*** Opening of DATA EXTRACT ***

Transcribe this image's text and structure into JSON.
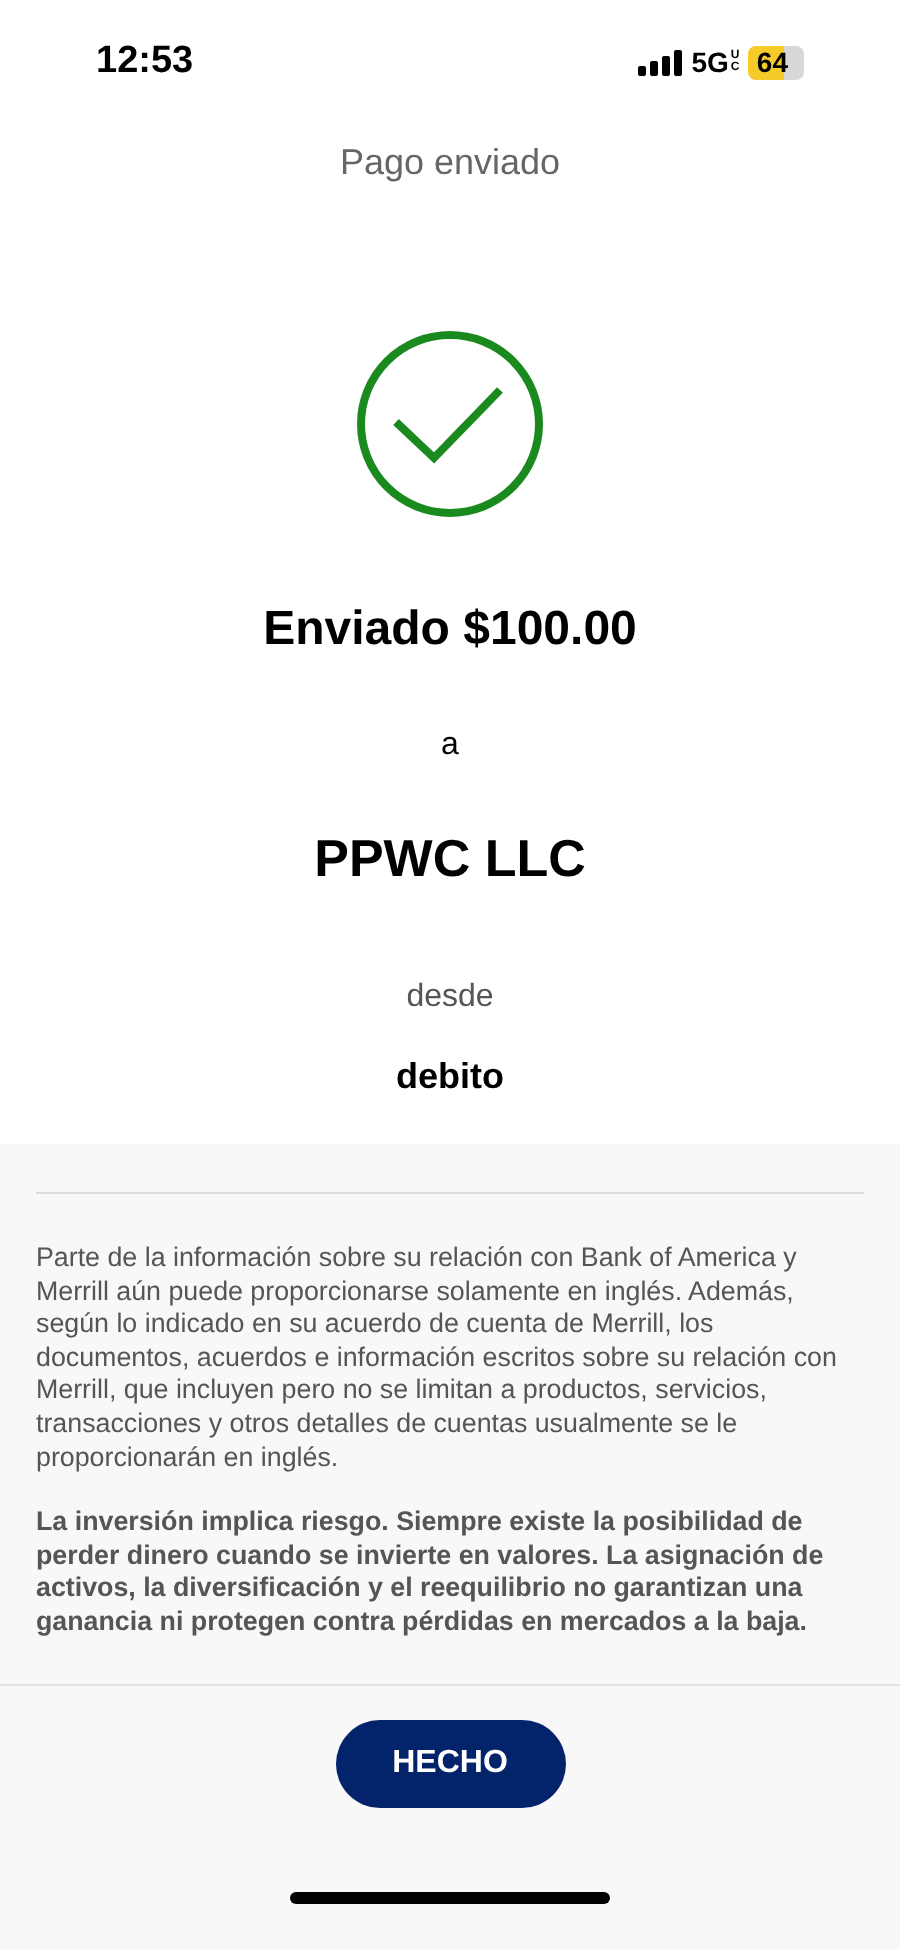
{
  "status_bar": {
    "time": "12:53",
    "network": "5G",
    "network_suffix": "UC",
    "battery": "64"
  },
  "header": {
    "title": "Pago enviado"
  },
  "confirmation": {
    "amount_line": "Enviado $100.00",
    "connector": "a",
    "recipient": "PPWC LLC",
    "from_label": "desde",
    "account": "debito"
  },
  "disclosures": [
    {
      "kind": "normal",
      "text": "Parte de la información sobre su relación con Bank of America y Merrill aún puede proporcionarse solamente en inglés. Además, según lo indicado en su acuerdo de cuenta de Merrill, los documentos, acuerdos e información escritos sobre su relación con Merrill, que incluyen pero no se limitan a productos, servicios, transacciones y otros detalles de cuentas usualmente se le proporcionarán en inglés."
    },
    {
      "kind": "bold",
      "text": "La inversión implica riesgo. Siempre existe la posibilidad de perder dinero cuando se invierte en valores. La asignación de activos, la diversificación y el reequilibrio no garantizan una ganancia ni protegen contra pérdidas en mercados a la baja."
    }
  ],
  "button": {
    "label": "HECHO"
  }
}
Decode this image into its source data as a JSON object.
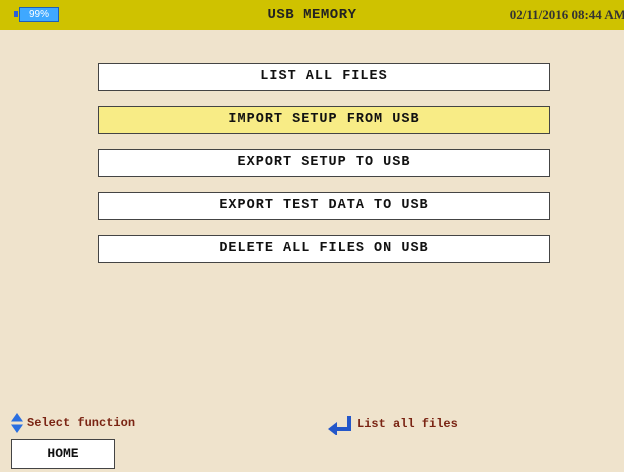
{
  "status_bar": {
    "battery_level": "99%",
    "title": "USB MEMORY",
    "datetime": "02/11/2016 08:44 AM",
    "color": "#cfc200"
  },
  "menu": {
    "items": [
      {
        "label": "LIST ALL FILES",
        "selected": false
      },
      {
        "label": "IMPORT SETUP FROM USB",
        "selected": true
      },
      {
        "label": "EXPORT SETUP TO USB",
        "selected": false
      },
      {
        "label": "EXPORT TEST DATA TO USB",
        "selected": false
      },
      {
        "label": "DELETE ALL FILES ON USB",
        "selected": false
      }
    ],
    "selected_color": "#f8ec86"
  },
  "footer": {
    "hint_select": {
      "icon": "up-down-arrows-icon",
      "text": "Select function"
    },
    "hint_enter": {
      "icon": "enter-arrow-icon",
      "text": "List all files"
    },
    "home_label": "HOME"
  }
}
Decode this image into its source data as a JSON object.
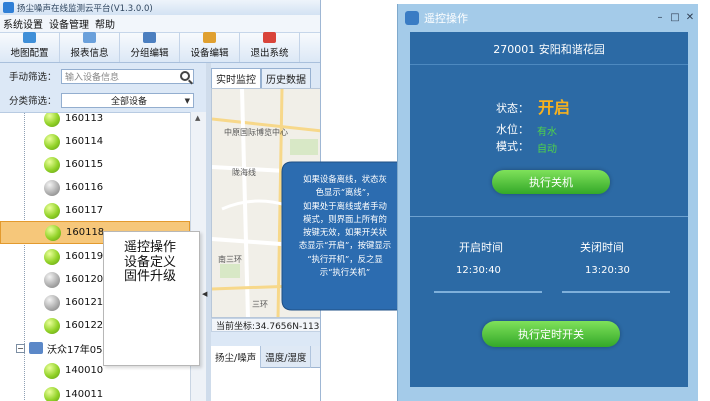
{
  "app": {
    "title": "扬尘噪声在线监测云平台(V1.3.0.0)",
    "menu": [
      "系统设置",
      "设备管理",
      "帮助"
    ],
    "toolbar": [
      {
        "label": "地图配置",
        "icon": "map-config-icon",
        "color": "#3f8fd8"
      },
      {
        "label": "报表信息",
        "icon": "report-icon",
        "color": "#6aa0db"
      },
      {
        "label": "分组编辑",
        "icon": "group-edit-icon",
        "color": "#4c7fc0"
      },
      {
        "label": "设备编辑",
        "icon": "device-edit-icon",
        "color": "#e0a030"
      },
      {
        "label": "退出系统",
        "icon": "exit-icon",
        "color": "#d9443a"
      }
    ],
    "filters": {
      "search_label": "手动筛选：",
      "search_placeholder": "输入设备信息",
      "category_label": "分类筛选：",
      "category_value": "全部设备"
    },
    "devices": [
      {
        "id": "160113",
        "status": "online"
      },
      {
        "id": "160114",
        "status": "online"
      },
      {
        "id": "160115",
        "status": "online"
      },
      {
        "id": "160116",
        "status": "offline"
      },
      {
        "id": "160117",
        "status": "online"
      },
      {
        "id": "160118",
        "status": "selected"
      },
      {
        "id": "160119",
        "status": "online"
      },
      {
        "id": "160120",
        "status": "offline"
      },
      {
        "id": "160121",
        "status": "offline"
      },
      {
        "id": "160122",
        "status": "online"
      }
    ],
    "group": {
      "label": "沃众17年05月"
    },
    "group_devices": [
      {
        "id": "140010",
        "status": "online"
      },
      {
        "id": "140011",
        "status": "online"
      }
    ],
    "context_menu": [
      "遥控操作",
      "设备定义",
      "固件升级"
    ],
    "map_tabs": [
      "实时监控",
      "历史数据"
    ],
    "map_labels": [
      "中原国际博览中心",
      "陇海线",
      "南三环",
      "三环"
    ],
    "coords": "当前坐标:34.7656N-113.",
    "bottom_tabs": [
      "扬尘/噪声",
      "温度/湿度"
    ]
  },
  "callout": {
    "lines": [
      "如果设备离线，状态灰",
      "色显示“离线”，",
      "如果处于离线或者手动",
      "模式，则界面上所有的",
      "按键无效，如果开关状",
      "态显示“开启”，按键显示",
      "“执行开机”，反之显",
      "示“执行关机”"
    ]
  },
  "dialog": {
    "title": "遥控操作",
    "station": "270001 安阳和谐花园",
    "status_label": "状态：",
    "status_value": "开启",
    "water_label": "水位：",
    "water_value": "有水",
    "mode_label": "模式：",
    "mode_value": "自动",
    "execute_button": "执行关机",
    "start_time_label": "开启时间",
    "close_time_label": "关闭时间",
    "start_time": "12:30:40",
    "close_time": "13:20:30",
    "timer_button": "执行定时开关"
  }
}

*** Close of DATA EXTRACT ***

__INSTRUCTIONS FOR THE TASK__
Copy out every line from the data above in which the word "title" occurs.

__RESPONSE BELOW__
    "title": "Pago enviado"
    "title": "USB MEMORY",
    "title": "扬尘噪声在线监测云平台(V1.3.0.0)",
    "title": "遥控操作",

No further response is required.